Stacy Felkar is event co-manager for Olds College’s AgSmart, a two-day event focused on data and technology across the agriculture sector which held its first event in 2019. Felkar worked with Trautman to glean key insights which would allow AgSmart to showcase technology that’s vital to the future of Canadian plant breeding.
“Dawn was key to helping us pull off what we want to be a truly valuable exhibition. She’s very forward thinking looking at the role this technology will play,” Felkar says. “We’re based on the premise that we need to produce food more efficiently and sustainably using Smart Agriculture technology — it’s part and parcel of what we do, and Dawn is a real leader in this and has her finger on the pulse of what’s happening.”
According to Trautman, the second decade of the 21st century will be a defining one in the history of Canadian smart agriculture, provided the gap can be closed through more innovation she’s hoping to enable through pan-Canadian projects led by groups such as Alberta Innovates, which initiate, fund, and manage research and innovation partnerships.
“Places on earth where the population is expected to grow cannot access anymore land to grow food.

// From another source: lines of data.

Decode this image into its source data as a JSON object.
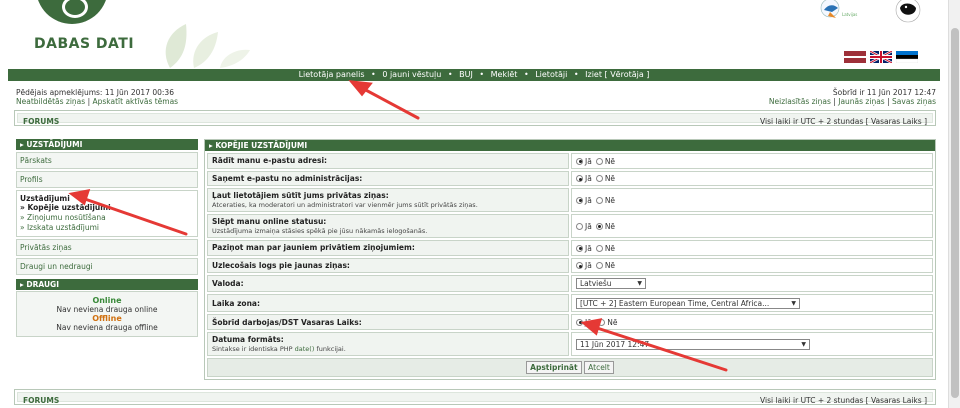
{
  "header": {
    "logo_text": "DABAS DATI",
    "flags": [
      "latvian-flag",
      "uk-flag",
      "estonian-flag"
    ]
  },
  "navbar": {
    "items": [
      "Lietotāja panelis",
      "0 jauni vēstuļu",
      "BUJ",
      "Meklēt",
      "Lietotāji",
      "Iziet [ Vērotāja ]"
    ]
  },
  "info": {
    "last_visit": "Pēdējais apmeklējums: 11 Jūn 2017 00:36",
    "unanswered": "Neatbildētās ziņas",
    "active": "Apskatīt aktīvās tēmas",
    "now": "Šobrīd ir 11 Jūn 2017 12:47",
    "unread": "Neizlasītās ziņas",
    "new_posts": "Jaunās ziņas",
    "own_posts": "Savas ziņas"
  },
  "forums_bar": {
    "label": "FORUMS",
    "timezone": "Visi laiki ir UTC + 2 stundas [ Vasaras Laiks ]"
  },
  "sidebar": {
    "settings_title": "UZSTĀDĪJUMI",
    "overview": "Pārskats",
    "profile": "Profils",
    "settings_label": "Uzstādījumi",
    "sub_general": "» Kopējie uzstādījumi",
    "sub_notifications": "» Ziņojumu nosūtīšana",
    "sub_display": "» Izskata uzstādījumi",
    "private_messages": "Privātās ziņas",
    "friends_foes": "Draugi un nedraugi",
    "friends_title": "DRAUGI",
    "online_label": "Online",
    "online_empty": "Nav neviena drauga online",
    "offline_label": "Offline",
    "offline_empty": "Nav neviena drauga offline"
  },
  "main": {
    "title": "KOPĒJIE UZSTĀDĪJUMI",
    "yes": "Jā",
    "no": "Nē",
    "rows": [
      {
        "label": "Rādīt manu e-pastu adresi:",
        "hint": "",
        "value": "yes"
      },
      {
        "label": "Saņemt e-pastu no administrācijas:",
        "hint": "",
        "value": "yes"
      },
      {
        "label": "Ļaut lietotājiem sūtīt jums privātas ziņas:",
        "hint": "Atceraties, ka moderatori un administratori var vienmēr jums sūtīt privātās ziņas.",
        "value": "yes"
      },
      {
        "label": "Slēpt manu online statusu:",
        "hint": "Uzstādījuma izmaiņa stāsies spēkā pie jūsu nākamās ielogošanās.",
        "value": "no"
      },
      {
        "label": "Paziņot man par jauniem privātiem ziņojumiem:",
        "hint": "",
        "value": "yes"
      },
      {
        "label": "Uzlecošais logs pie jaunas ziņas:",
        "hint": "",
        "value": "yes"
      }
    ],
    "language_label": "Valoda:",
    "language_value": "Latviešu",
    "timezone_label": "Laika zona:",
    "timezone_value": "[UTC + 2] Eastern European Time, Central Africa...",
    "dst_label": "Šobrīd darbojas/DST Vasaras Laiks:",
    "dst_value": "yes",
    "date_label": "Datuma formāts:",
    "date_hint_pre": "Sintakse ir identiska PHP",
    "date_hint_link": "date()",
    "date_hint_post": "funkcijai.",
    "date_value": "11 Jūn 2017 12:47",
    "submit": "Apstiprināt",
    "reset": "Atcelt"
  },
  "colors": {
    "brand_green": "#3d6b3d",
    "annotation_red": "#e53935"
  }
}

Smart agriculture is really the only way to unlock the full potential that’s there,” she says.
About Dawn Trautman
- Birthplace: Edmonton, Alta.
- Favourite movie: I like movies, but I can’t say that I have an absolute favourite!
- Favourite food: Dark chocolate 🙂
- Words to live by/motto: “Do the best you can until you know better. Then when you know better, do better.” —Maya Angelou